Thinking lunch, Neil’s “Powderfinger” exploding in his head, it took Strom by surprise, seeing her emerge from the Your Hair Designed Salon, pulling straight ahead of him. The cassette browser. He considered stepping up alongside her, apologizing for what happened, but then again, she might not have been aware. She’d left after the peeper, didn’t buy anything. He let it go, following her back to the record store.

Frampton Plant split as soon as Strom arrived. “Lunch date. Hold down the fort, man.” A nod, a wink, he was gone. The woman was back in the gallery.

He was dipping the egg roll in a small plastic cup of Chinese hot mustard when the teller manager walked in. Strom checked the mustard-daubed appetizer halfway to his mouth. Like old times, the teller manager, glancing back at Strom, dropped to his hands and knees behind the woman. And he peeped.

Strom dropped the egg roll and charged down the gallery. He’d never in his twenty-three years been in a fight. The peeper bounced up, laughing, and dumped him into the cassettes. Click. Clack. He walked away, unhurried.

The controlled rasp of the woman’s glance couldn’t spill Strom’s mouthful of apologies. She shifted her purse strap, moved past him, and was gone.

He decided: get her safely to her car. At least give her a fistful of Inner Groove coupons. Strom could be a hero.

He slid the glass-paneled doors shut, locked the store up tight. Shrugging at three teens with money to burn and what-the-fuck attitudes, he said, “Be back. Emergency.” He made for the parking lot.

The sun was high over the mall. Heatwaves curled serpentine from the blacktop and baking cars. He scanned the lot with an Eastwood squint.

There they were, less than a block away.

The peeper, the woman, embracing by a Firebird, its doors open, AC likely blasting. They were kissing.

“Fuck.”

He walked back into the mall.

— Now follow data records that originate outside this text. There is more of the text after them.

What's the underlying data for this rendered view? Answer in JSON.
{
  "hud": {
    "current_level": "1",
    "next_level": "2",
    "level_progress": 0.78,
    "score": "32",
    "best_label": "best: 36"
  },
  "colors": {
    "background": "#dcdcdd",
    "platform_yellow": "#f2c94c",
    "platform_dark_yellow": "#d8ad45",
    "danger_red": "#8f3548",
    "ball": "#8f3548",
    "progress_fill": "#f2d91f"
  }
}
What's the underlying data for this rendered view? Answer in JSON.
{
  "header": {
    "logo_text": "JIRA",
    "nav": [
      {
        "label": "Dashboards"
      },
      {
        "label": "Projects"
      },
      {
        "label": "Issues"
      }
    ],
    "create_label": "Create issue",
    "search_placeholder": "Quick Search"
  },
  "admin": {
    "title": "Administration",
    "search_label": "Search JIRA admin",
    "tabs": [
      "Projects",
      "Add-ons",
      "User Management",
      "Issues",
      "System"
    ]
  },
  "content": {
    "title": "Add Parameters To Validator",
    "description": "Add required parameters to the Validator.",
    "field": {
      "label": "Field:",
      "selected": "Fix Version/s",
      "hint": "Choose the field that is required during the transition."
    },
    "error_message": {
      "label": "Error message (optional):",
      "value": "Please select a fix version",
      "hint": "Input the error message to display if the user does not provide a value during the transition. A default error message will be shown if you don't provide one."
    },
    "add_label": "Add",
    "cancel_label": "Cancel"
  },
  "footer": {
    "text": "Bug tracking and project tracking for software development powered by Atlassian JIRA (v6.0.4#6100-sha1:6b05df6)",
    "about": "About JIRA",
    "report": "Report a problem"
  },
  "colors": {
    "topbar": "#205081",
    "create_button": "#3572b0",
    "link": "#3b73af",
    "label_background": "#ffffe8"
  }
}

Not a hero. Not even for a day.



Jeff Esterholm’s work has previously appeared in Yellow Mama, as well as in Akashic Books’ Mondays Are MurderBeat to a PulpCrime FactoryMysterical-EMystery TribuneShotgun Honey, and Tough. The Council for Wisconsin Writers and Wisconsin People & Ideas, formerly Wisconsin Academy Review, have recognized his work in years past. He, his wife, and their goldendoodle pup live in Wisconsin, at the head of the Great Lakes.


KJ Hannah Greenberg captures the world in words and images. Her most recent poetry collection is Rudiments (Seashell Books, 2020), her most recent essay collection is Simple Gratitudes (Propertius Press, 2020), her most recent short story collection is Demurral: Linens, and Towel and Fears (Bards& Sages Publishing, 2020), and her most recent photography collection is 20/20, Eye on Israel (Camel Saloon, 2015).




In Association with Black Petals & Fossil Publications 2021